This month features local astrophotography from Arkansan Tony Milligan. You can find more of his spectacular photos on his website, Captured in Time.
Full Moon: Aug. 3*
Third Quarter: Aug. 11
New Moon: Aug. 18
First Quarter: Aug. 25
*The full Moon of August is also called the Sturgeon Moon, named after North America’s largest fish.
Perseid Meteor Shower
Peak Night(s): Aug. 11, 12
This month presents one of the best meteor showers of the year. The Perseids peak on Aug. 11 and 12, but the shower is considered active nearly the whole month, up until Aug. 24. And since the shower’s radiant point is a circumpolar constellation (Perseus), the meteors will be viewable all night — although it is much more spectacular before dawn. At peak, it is reasonable to expect more than 100 meteors per hour, but dark skies are required to see this many.

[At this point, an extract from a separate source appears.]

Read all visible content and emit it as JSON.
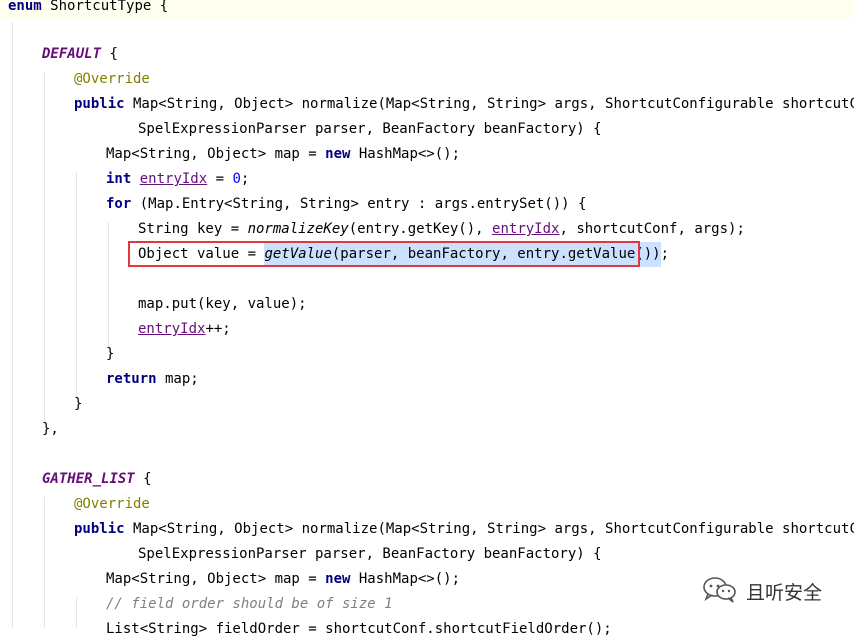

Planets and Special Events
Early August: Comet NEOWISE
The most brilliant comet to grace our skies in years is drifting away from us at more than 17,000 MPH. By the end of July, the distant relative of the outer solar system was already too dim for most to see with the naked eye. In the early part of August, the full Moon’s light will crowd out NEOWISE, but once it dims to Third Quarter, we may still be able to get some straggling glimpses of the comet with binoculars or a telescope. Say goodbye while you can, because NEOWISE will not be back for another 6,000 years.
Aug. 13: Venus at Greatest Western Elongation
Venus will be a brilliant early morning speckle in the sky, and will have risen to a near-peak height of 41 degrees in our night sky by this western elongation. Look to the east in the earliest hours of the morning.
Aug. 28: Ceres at Opposition
The dwarf planet Ceres will reach opposition and perigee (closest point to the earth) this month, making it a great opportunity to lay eyes on the largest object in the Asteroid Belt. Without the aid of a telescope, however, it will appear as little more than just another “star” in the sky. Look to the southeast after 11 p.m.
In the News
Humanity’s first interplanetary sample-return campaign is now underway.
Perseverance will hunt for signs of ancient Mars life after its February 2021 touchdown on the floor of Jezero Crater, which hosted a lake and a river delta billions of years ago. But the nuclear-powered robot will also collect and cache at least 20 samples of Red Planet rock and soil for future return to Earth, so scientists can scrutinize the stuff in far more detail than Perseverance could ever manage on its own.
No public events this month. Stay home and stay well.
If you’re still itching for more space to curb your boredom this month, give Celestia and Stellarium a try. Both are free to use and provide unique and interactive experiences with the stars, planets and more.
The best stargazing results are always going to be under the darkest of skies. So, if you can, find a place as far away from city lights as possible when stargazing in August.